What led Arun Sardana—the inspiration behind karuna—to start this social enterprise is a long story, one that spans his entire life and perhaps several lifetimes before this one. karuna was born out of his personal existential crisis. Arun arrived in the United States as an immigrant in 1988 after the traumatic death of his father to suicide. Despite complicated early years of life riddled with sexual abuse and trauma as a child, he was blessed with a beautiful loving family, a successful career, and all the ingredients of a “happy” life that are typically referred to as the “American Dream.” At his core, however, Arun was very unhappy and hollow, lacking the ability to feel anything deeply. He struggled with existential questions about the meaning of life, his purpose and contribution to society, and how to balance it all with his beautiful family, whom he adores. These questions became more pronounced after the death of his mother and the unexpected loss of his job in early 2008.
In order to “run away” from his life, Arun decided to volunteer at an orphanage in Costa Rica in April 2014. On the third day, he discovered that this compound was not an orphanage. It was a safe house for sexually and physically abused girls. That knowledge totally broke Arun. He could not understand the injustice between these innocent souls and his own daughters. His heart truly ached perhaps because this realization triggered the trauma of his own childhood sexual abuse. He decided that week that something had to be done.
Arun then started a three-year project with an organization called SOS Children’s Villages in Costa Rica. There were about 300 children in three different villages. Ninety-seven percent of them had been physically or sexually abused. The results of this program over the three years were mind-blowing. Children and their caregivers were flourishing like never before in the 40-year history of this organization. The big question, then, was what to do with this. How could this be scaled? This is where Arun decided he needed to study the science behind the brain—what happens to a child’s psyche during chronic abuse and whether the disastrous effects of these traumas could be reversed durably.
Arun enrolled in the Master’s of Clinical Psychology program at the Spirituality, Mind, Body Institute (SMBI) at Teachers College, Columbia University. While learning about the science of positive psychology, he had a personal transformational experience during a meditation led by an energy healer who was a visiting scholar. He met his father in this meditation. Six months later, in another meditation, his father’s “messengers,” dressed in the same white shirt he was wearing when he died, left him with the most profound message—that his life had to be dedicated to helping heal children who were suffering. That was it. karuna was born in that meditation.
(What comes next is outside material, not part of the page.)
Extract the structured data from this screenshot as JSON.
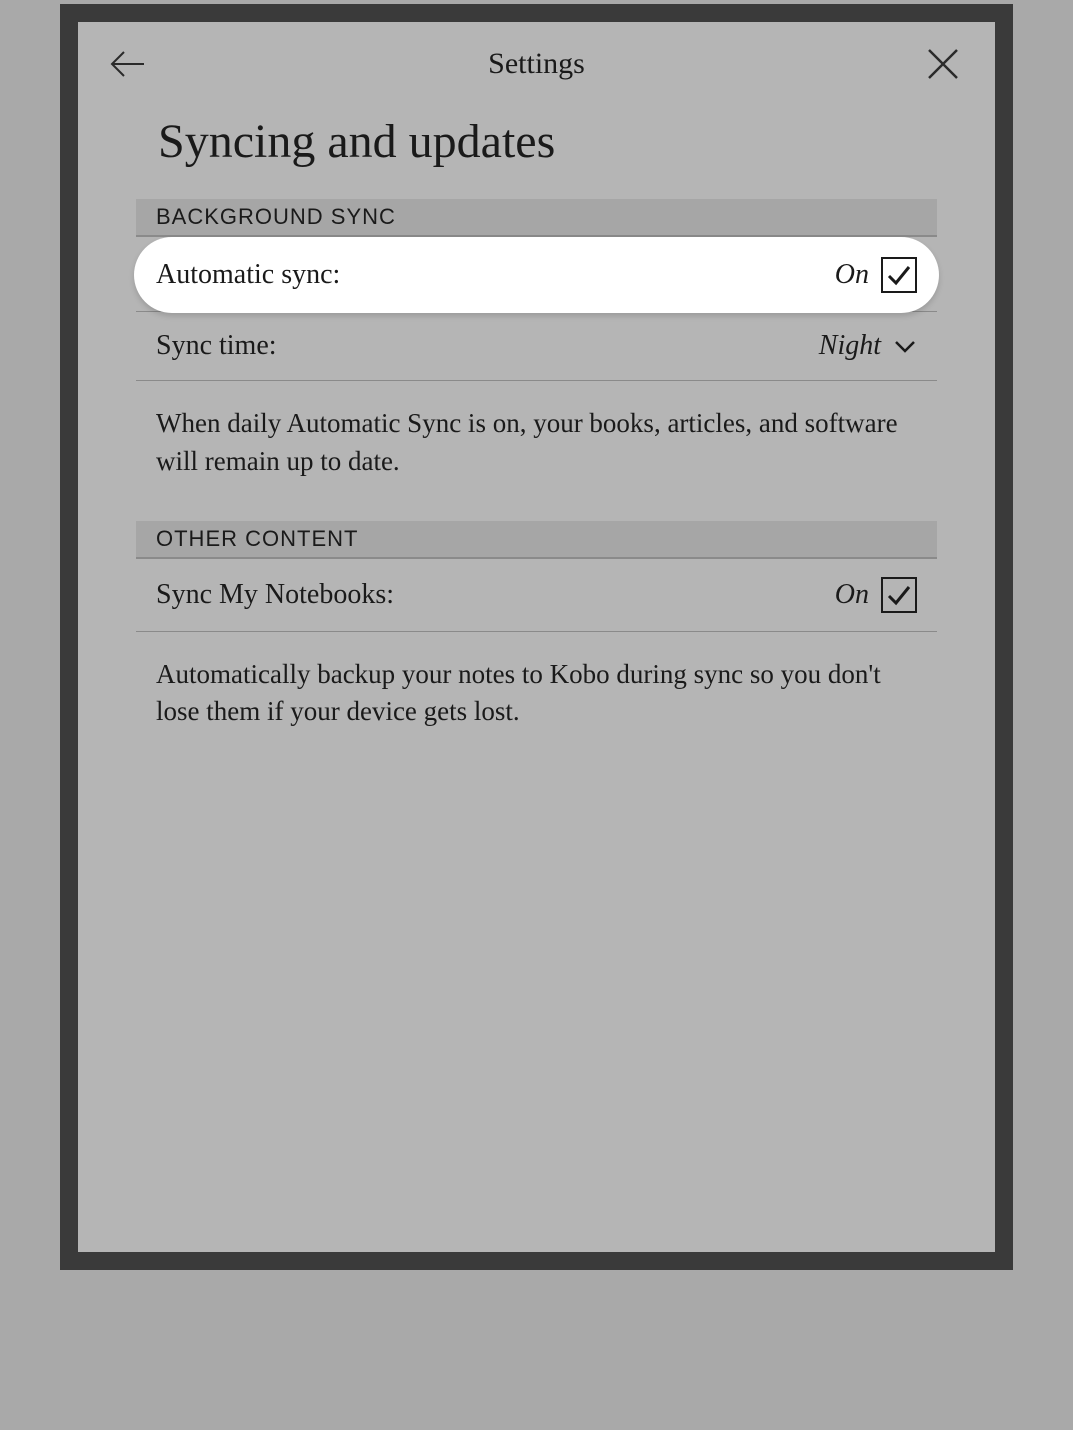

By building one of the biggest compassion movements this world has ever witnessed, we can change the world. The time is now. The world is ready for karuna. Your happiness lives here. Welcome home.